Task details: Copy the records below in full, keeping each word as it is but omitting the pictures.

Source data:
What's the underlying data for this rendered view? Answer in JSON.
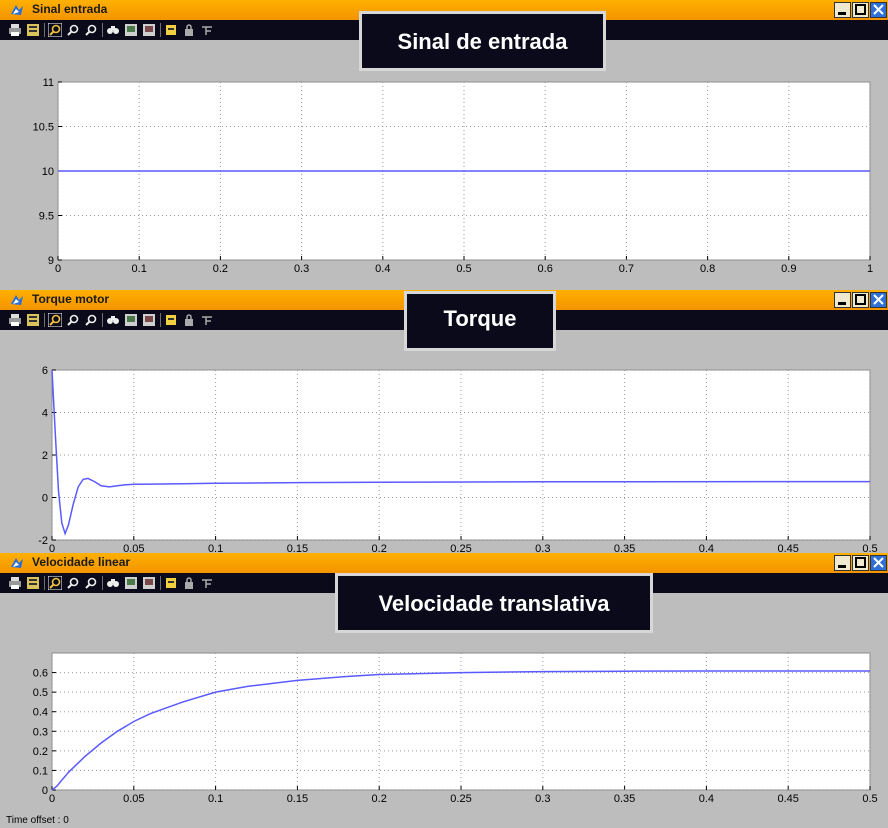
{
  "windows": [
    {
      "id": "sinal",
      "title": "Sinal entrada",
      "annotation": "Sinal de entrada",
      "chart_data": {
        "type": "line",
        "x_ticks": [
          "0",
          "0.1",
          "0.2",
          "0.3",
          "0.4",
          "0.5",
          "0.6",
          "0.7",
          "0.8",
          "0.9",
          "1"
        ],
        "y_ticks": [
          "9",
          "9.5",
          "10",
          "10.5",
          "11"
        ],
        "xlim": [
          0,
          1
        ],
        "ylim": [
          9,
          11
        ],
        "grid": true,
        "series": [
          {
            "color": "#5a5aff",
            "x": [
              0,
              1
            ],
            "y": [
              10,
              10
            ]
          }
        ]
      }
    },
    {
      "id": "torque",
      "title": "Torque motor",
      "annotation": "Torque",
      "chart_data": {
        "type": "line",
        "x_ticks": [
          "0",
          "0.05",
          "0.1",
          "0.15",
          "0.2",
          "0.25",
          "0.3",
          "0.35",
          "0.4",
          "0.45",
          "0.5"
        ],
        "y_ticks": [
          "-2",
          "0",
          "2",
          "4",
          "6"
        ],
        "xlim": [
          0,
          0.5
        ],
        "ylim": [
          -2,
          6
        ],
        "grid": true,
        "series": [
          {
            "color": "#5a5aff",
            "x": [
              0,
              0.002,
              0.004,
              0.006,
              0.008,
              0.01,
              0.013,
              0.016,
              0.019,
              0.022,
              0.026,
              0.03,
              0.035,
              0.04,
              0.045,
              0.05,
              0.06,
              0.08,
              0.1,
              0.15,
              0.2,
              0.3,
              0.5
            ],
            "y": [
              6,
              3.0,
              0.3,
              -1.2,
              -1.7,
              -1.3,
              -0.3,
              0.5,
              0.85,
              0.9,
              0.75,
              0.55,
              0.5,
              0.55,
              0.6,
              0.62,
              0.63,
              0.65,
              0.67,
              0.7,
              0.72,
              0.74,
              0.75
            ]
          }
        ]
      }
    },
    {
      "id": "velocidade",
      "title": "Velocidade linear",
      "annotation": "Velocidade translativa",
      "chart_data": {
        "type": "line",
        "x_ticks": [
          "0",
          "0.05",
          "0.1",
          "0.15",
          "0.2",
          "0.25",
          "0.3",
          "0.35",
          "0.4",
          "0.45",
          "0.5"
        ],
        "y_ticks": [
          "0",
          "0.1",
          "0.2",
          "0.3",
          "0.4",
          "0.5",
          "0.6"
        ],
        "xlim": [
          0,
          0.5
        ],
        "ylim": [
          0,
          0.7
        ],
        "grid": true,
        "series": [
          {
            "color": "#5a5aff",
            "x": [
              0,
              0.003,
              0.006,
              0.01,
              0.015,
              0.02,
              0.03,
              0.04,
              0.05,
              0.06,
              0.08,
              0.1,
              0.12,
              0.15,
              0.18,
              0.2,
              0.25,
              0.3,
              0.35,
              0.4,
              0.45,
              0.5
            ],
            "y": [
              0,
              0.02,
              0.05,
              0.09,
              0.13,
              0.17,
              0.24,
              0.3,
              0.35,
              0.39,
              0.45,
              0.5,
              0.53,
              0.56,
              0.58,
              0.59,
              0.6,
              0.605,
              0.607,
              0.608,
              0.608,
              0.608
            ]
          }
        ]
      }
    }
  ],
  "status": {
    "time_offset_label": "Time offset :",
    "time_offset_value": "0"
  }
}
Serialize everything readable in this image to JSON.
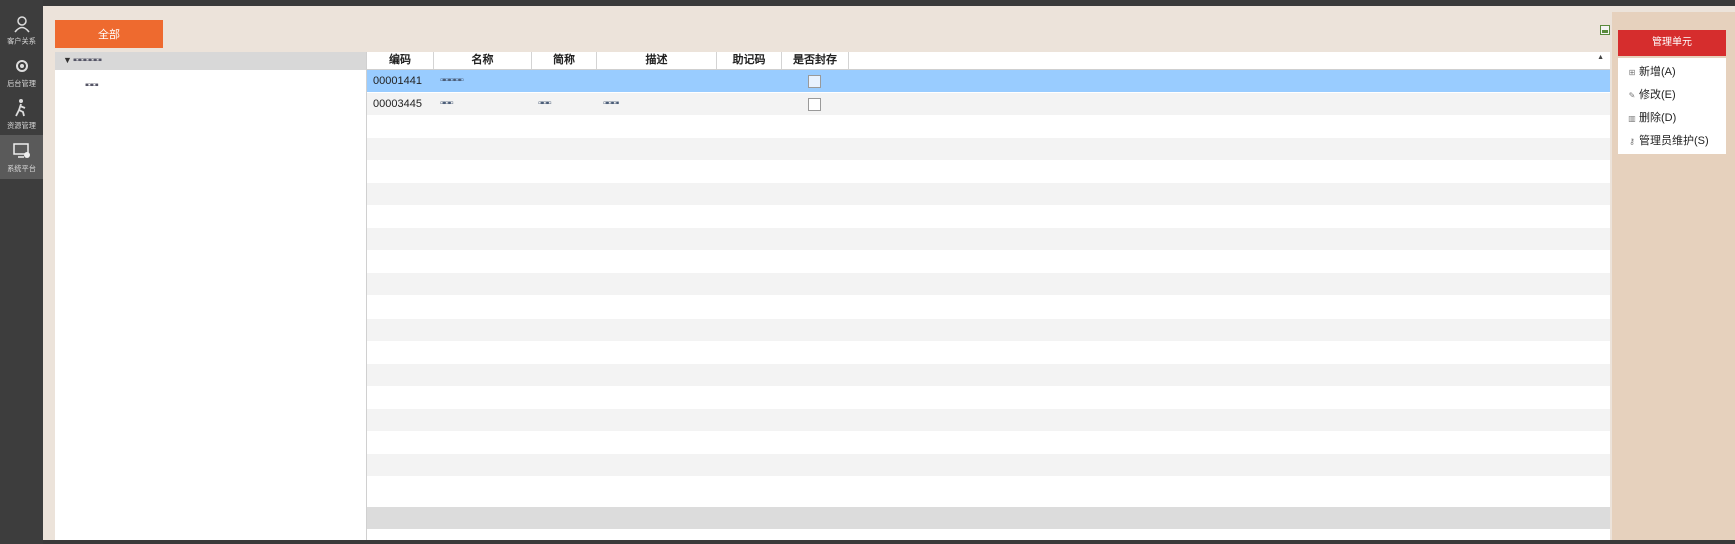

Solved exercise:
What's the underlying data for this rendered view? Answer in JSON.
{
  "windows": [
    {
      "id": "sinal",
      "title": "Sinal entrada",
      "annotation": "Sinal de entrada",
      "chart_data": {
        "type": "line",
        "x_ticks": [
          "0",
          "0.1",
          "0.2",
          "0.3",
          "0.4",
          "0.5",
          "0.6",
          "0.7",
          "0.8",
          "0.9",
          "1"
        ],
        "y_ticks": [
          "9",
          "9.5",
          "10",
          "10.5",
          "11"
        ],
        "xlim": [
          0,
          1
        ],
        "ylim": [
          9,
          11
        ],
        "grid": true,
        "series": [
          {
            "color": "#5a5aff",
            "x": [
              0,
              1
            ],
            "y": [
              10,
              10
            ]
          }
        ]
      }
    },
    {
      "id": "torque",
      "title": "Torque motor",
      "annotation": "Torque",
      "chart_data": {
        "type": "line",
        "x_ticks": [
          "0",
          "0.05",
          "0.1",
          "0.15",
          "0.2",
          "0.25",
          "0.3",
          "0.35",
          "0.4",
          "0.45",
          "0.5"
        ],
        "y_ticks": [
          "-2",
          "0",
          "2",
          "4",
          "6"
        ],
        "xlim": [
          0,
          0.5
        ],
        "ylim": [
          -2,
          6
        ],
        "grid": true,
        "series": [
          {
            "color": "#5a5aff",
            "x": [
              0,
              0.002,
              0.004,
              0.006,
              0.008,
              0.01,
              0.013,
              0.016,
              0.019,
              0.022,
              0.026,
              0.03,
              0.035,
              0.04,
              0.045,
              0.05,
              0.06,
              0.08,
              0.1,
              0.15,
              0.2,
              0.3,
              0.5
            ],
            "y": [
              6,
              3.0,
              0.3,
              -1.2,
              -1.7,
              -1.3,
              -0.3,
              0.5,
              0.85,
              0.9,
              0.75,
              0.55,
              0.5,
              0.55,
              0.6,
              0.62,
              0.63,
              0.65,
              0.67,
              0.7,
              0.72,
              0.74,
              0.75
            ]
          }
        ]
      }
    },
    {
      "id": "velocidade",
      "title": "Velocidade linear",
      "annotation": "Velocidade translativa",
      "chart_data": {
        "type": "line",
        "x_ticks": [
          "0",
          "0.05",
          "0.1",
          "0.15",
          "0.2",
          "0.25",
          "0.3",
          "0.35",
          "0.4",
          "0.45",
          "0.5"
        ],
        "y_ticks": [
          "0",
          "0.1",
          "0.2",
          "0.3",
          "0.4",
          "0.5",
          "0.6"
        ],
        "xlim": [
          0,
          0.5
        ],
        "ylim": [
          0,
          0.7
        ],
        "grid": true,
        "series": [
          {
            "color": "#5a5aff",
            "x": [
              0,
              0.003,
              0.006,
              0.01,
              0.015,
              0.02,
              0.03,
              0.04,
              0.05,
              0.06,
              0.08,
              0.1,
              0.12,
              0.15,
              0.18,
              0.2,
              0.25,
              0.3,
              0.35,
              0.4,
              0.45,
              0.5
            ],
            "y": [
              0,
              0.02,
              0.05,
              0.09,
              0.13,
              0.17,
              0.24,
              0.3,
              0.35,
              0.39,
              0.45,
              0.5,
              0.53,
              0.56,
              0.58,
              0.59,
              0.6,
              0.605,
              0.607,
              0.608,
              0.608,
              0.608
            ]
          }
        ]
      }
    }
  ],
  "status": {
    "time_offset_label": "Time offset :",
    "time_offset_value": "0"
  }
}
Serialize everything readable in this image to JSON.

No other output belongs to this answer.